Right after rehab, the first thing most patients struggle with is the sheer drastic change. Life is different outside of an addiction, and that ties back to the reason so many get hooked, to begin with. Addiction comes either in the form of an emotional addiction or a physical dependence – in the case of the latter, the consequences of dependence can still form an emotional bond between a patient and their drug or drugs of choice.

In an emotional addiction, the biggest struggle is that the addiction itself is a coping mechanism against bigger, tougher issues – issues that are only exacerbated and inflamed by a lack of proper resolution. When residential treatment strips away the blindfold of an addiction, all the issues created prior and during the addiction come to light.

This leads to irritability, depression, feelings of guilt or helplessness, and a list of other symptoms related to the uncertainty of what to do next. This stage is the first of post-rehab, and the hardest to get through. Many people relapse because of the temptation of making everything go away (superficially). The first challenge, then, is to deal with that craving and replace it with different, healthier habits and activities. Obviously, this isn’t easy and it doesn’t happen overnight.

Emotional rollercoasters after rehab are common, and they swing both ways. While many people struggle with depression in general – as many as 6.7 percent of the adult US population – there are some that feel “high on life”, for lack of a better phrase. This is referred to as the pink cloud by AA circles, and like mania, it’s dangerous in that it can encourage reckless behavior, and usually results in an emotional crash afterwards.

This is simply a stage that will have to run its course until the situation normalizes, and you naturally adjust. It’s wrong to assume that this stage will “make or break” a recovery. Instead, this varies most from individual to individual based on length. Some people get out of residential treatment, fired up and motivated, and they completely obliterate their insecurities and work their way through any chance of depression. They don’t let anything slow down their freight train of optimism, but neither are they so out of it that they lose touch with reality.

Others take much longer, constantly falling back into the same cycle of rehabilitation and addiction – until someday, something “clicks”, and they attain the motivation they need to bust through the cycle.

There’s no way of knowing which path you’ll take until you take it, but both are just fine. Addiction is an individual struggle, and there’s no point comparing your pain to those of someone else, due to the difference in context, experiences, circumstances and personalities.

Rationality After Rehab

After the initial stage of recovering from the shock of post-recovery, it’s time to think long-term. When you’ve gotten into a rhythm of living – whether alone or through an outpatient program (OP), a support group or just your friends and family – it’s time to leave addiction behind.

While it’s true that recovery is a life-long journey, there comes a time when the addiction should become a thing of the past. Your battle with addiction is an old chapter, and instead, you’re fighting and struggling through life itself, finding your purpose, pursuing your goals, and working towards being a provider, protector or nurturer for those you love and hold most dear.

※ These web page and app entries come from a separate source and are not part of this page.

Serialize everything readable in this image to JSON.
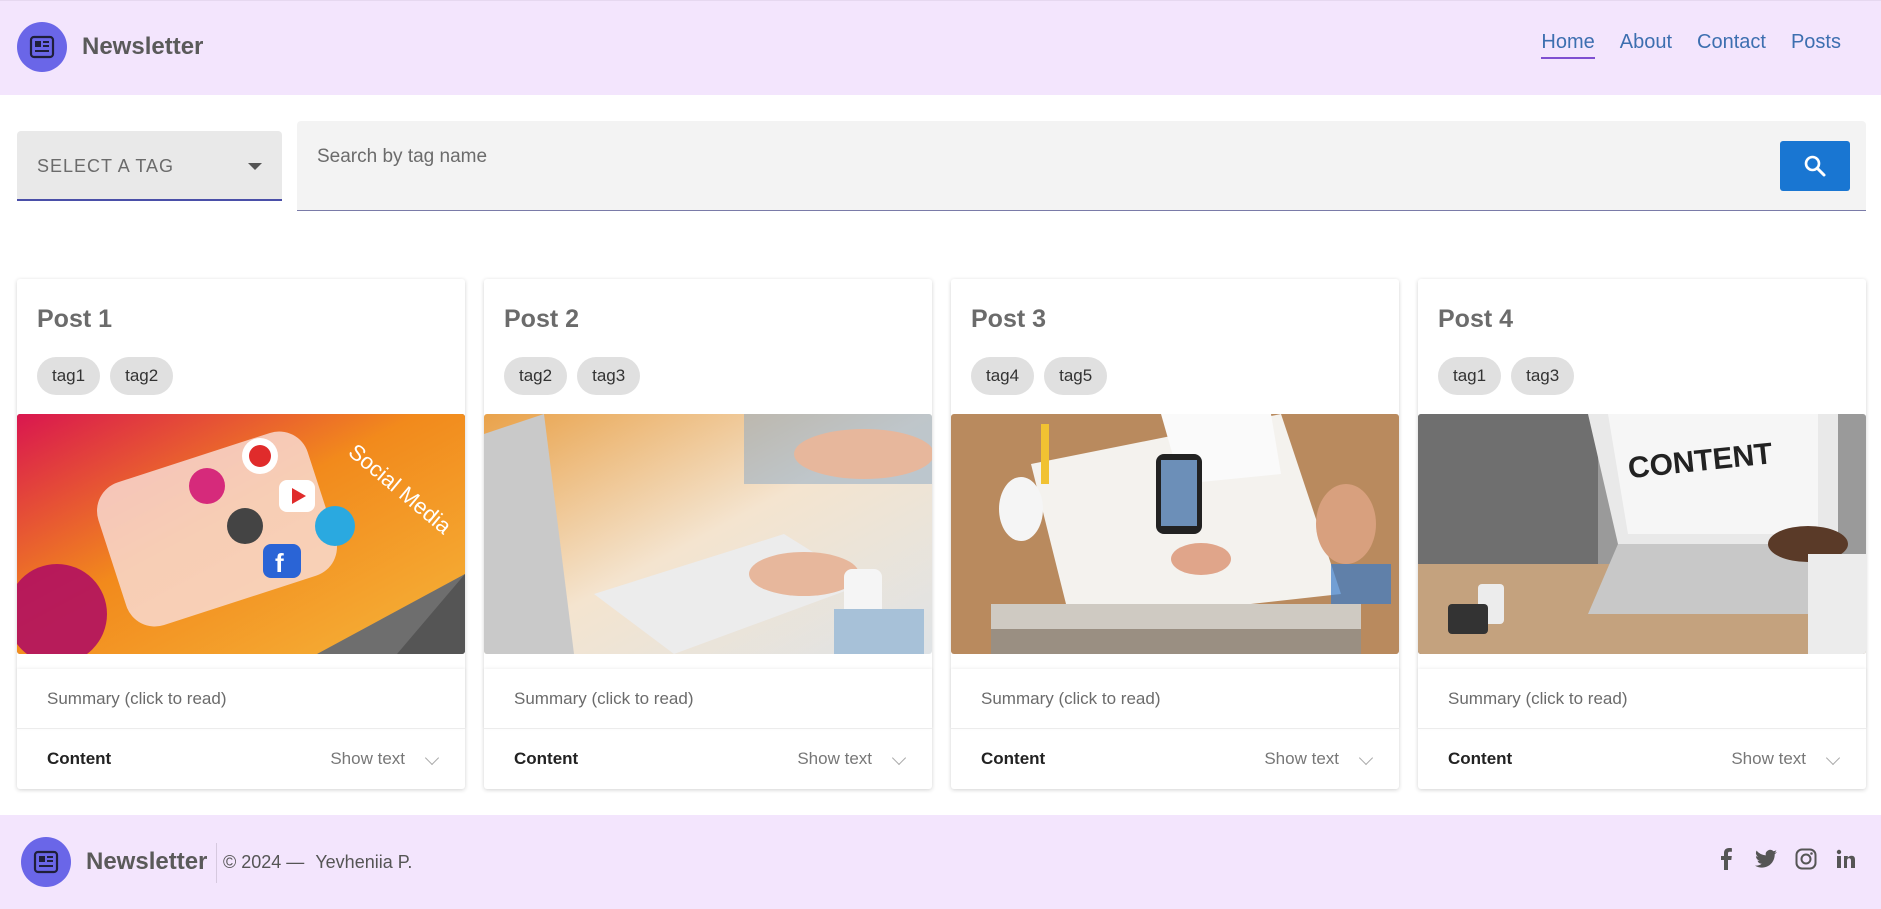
{
  "header": {
    "brand": "Newsletter",
    "brand_icon": "newspaper-icon",
    "nav": [
      {
        "label": "Home",
        "active": true
      },
      {
        "label": "About",
        "active": false
      },
      {
        "label": "Contact",
        "active": false
      },
      {
        "label": "Posts",
        "active": false
      }
    ]
  },
  "filters": {
    "tag_select_label": "SELECT A TAG",
    "search_placeholder": "Search by tag name",
    "search_button_icon": "search-icon"
  },
  "posts": [
    {
      "title": "Post 1",
      "tags": [
        "tag1",
        "tag2"
      ],
      "image": "social-media-phone",
      "summary": "Summary (click to read)",
      "content_label": "Content",
      "show_text": "Show text"
    },
    {
      "title": "Post 2",
      "tags": [
        "tag2",
        "tag3"
      ],
      "image": "desk-keyboard",
      "summary": "Summary (click to read)",
      "content_label": "Content",
      "show_text": "Show text"
    },
    {
      "title": "Post 3",
      "tags": [
        "tag4",
        "tag5"
      ],
      "image": "desk-sketching",
      "summary": "Summary (click to read)",
      "content_label": "Content",
      "show_text": "Show text"
    },
    {
      "title": "Post 4",
      "tags": [
        "tag1",
        "tag3"
      ],
      "image": "laptop-content",
      "summary": "Summary (click to read)",
      "content_label": "Content",
      "show_text": "Show text"
    }
  ],
  "footer": {
    "brand": "Newsletter",
    "copyright": "© 2024 — ",
    "author": "Yevheniia P.",
    "socials": [
      "facebook-icon",
      "twitter-icon",
      "instagram-icon",
      "linkedin-icon"
    ]
  },
  "colors": {
    "header_bg": "#f3e5fd",
    "logo_bg": "#6a66e8",
    "nav_link": "#3d6fb0",
    "nav_active_underline": "#7f4fd1",
    "search_button": "#1976d2"
  }
}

That’s where accountability becomes your greatest tool. Just like how motivation is important for getting your life back on track and shielding yourself against the temptations of a relapse, accountability is your friend when it comes to turning your back on addiction entirely. You’ll learn to find solace and happiness in sobriety, rejoice in the clarity of being able to feel a full spectrum of emotions, cherish every moment of happiness, and stay strong in moments of sadness.

If you’re out of residential treatment and you’re struggling to keep it together emotionally, find a job, deal with your friends and family and still maintain all your recovery goals, then it’s a good idea to get some help in easing back into life rather than jumping into it headfirst. Post-rehab programs such as an IOP and PHP can help you organize your life, deal with your emotions, and regain control step-by-step.